Mr. Kurzweil’s comments about biotechnology are similarly misguided. He points to the quick sequencing of the SARS genome as evidence that biology is becoming subject to his “Law of Accelerating Returns,” but there was no exponential function at work there: the invention and automation of a process called the polymerase chain reaction in the late 1980’s and early 90’s made it cheap and easy to sequence nucleic acids. Even so, the knowledge gained from molecular genetics has not been easy to translate into treatments and therapies; sequencing the SARS genome has led to better tests to detect the virus, but not to any breakthroughs in treating or preventing it. So-called rational drug design has had only one notable success: Novartis’s Gleevec, which can arrest (but not cure) a specific form of leukemia. At the same time, “information era” pharmacology has produced its share of disasters, like Tysabri, a multiple-sclerosis drug that turned out to weaken immune defenses against a devastating brain infection.
Mr. Kurzweil’s argument is so riddled with factual and logical errors that it is difficult to take it seriously, and I thank David Gelernter for calling attention to several that I missed. The one great virtue of Mr. Kurzweil’s predictions is that they are time-specific: in 25 or so years, we will be able to judge whether he is right. For now, he has given us little reason to believe that he is.
To the Editor:
Let me make sure I understand Sam Schulman’s point in his review of Joan Didion’s The Year of Magical Thinking [December 2005]. Mr. Schulman believes that Didion’s “authorial decision to remain . . . ignorant of her daughter’s death” for the duration of her memoir of the year following her husband’s death was “calculated”? Her failure to revise the book’s perspective upon her daughter’s death “after the book was completed but months before its publication” was a “cunning solicitation” for greater sympathy?
Didion finished writing The Year of Magical Thinking on December 31, 2004— one year and one day after her husband died. Her daughter died on August 26, 2005, after two and a half months in intensive care. The book was published in October 2005. When exactly should the rewrite have been done?
Sam Schulman writes:

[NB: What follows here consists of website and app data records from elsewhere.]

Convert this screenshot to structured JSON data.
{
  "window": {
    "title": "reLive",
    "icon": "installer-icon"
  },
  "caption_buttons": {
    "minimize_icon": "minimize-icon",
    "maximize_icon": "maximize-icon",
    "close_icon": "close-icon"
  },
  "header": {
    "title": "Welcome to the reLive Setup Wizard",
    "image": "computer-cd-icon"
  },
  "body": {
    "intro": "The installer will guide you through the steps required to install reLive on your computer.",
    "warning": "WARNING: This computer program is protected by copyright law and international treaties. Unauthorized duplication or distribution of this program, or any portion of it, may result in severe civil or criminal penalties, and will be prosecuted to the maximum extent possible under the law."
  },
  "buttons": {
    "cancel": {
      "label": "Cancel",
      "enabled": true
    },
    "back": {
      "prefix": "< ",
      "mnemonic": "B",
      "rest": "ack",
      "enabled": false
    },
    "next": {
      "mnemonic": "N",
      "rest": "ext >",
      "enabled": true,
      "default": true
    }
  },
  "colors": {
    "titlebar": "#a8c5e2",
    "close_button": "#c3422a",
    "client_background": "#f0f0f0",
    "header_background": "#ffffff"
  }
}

D.L. Mowrey accuses me of having demanded that Joan Didion rewrite her book after the death of her daughter. I did not. I was thinking instead of what I expected to find in the book: a note in the front or back matter. Not encountering it there, I was sure as I read the book that a sentence or paragraph at the end would mention the sad fact of Quintana Dunne’s death, bringing to a close the terrible experience that Didion went through. Not to have encountered even a single sentence—or a set of dates—surprised me. Any publication schedule could easily have accommodated such a change. Not to make it was an authorial choice. The effect of Didion’s choice is to make the reader feel manhandled, manipulated—and puzzled. What effect she meant to have is an open question, but there is no doubt that one was intended.
D.L. Mowrey is also wrong to say that I called Didion’s decision to withhold such a note a piece of “cunning solicitation.” I applied these words to the book as a whole, which indeed is carefully crafted to solicit pity while being interspersed with passionate and utterly mystifying denunciations of self-pity. Her choice not to mention her daughter’s death strikes me as of a piece with this.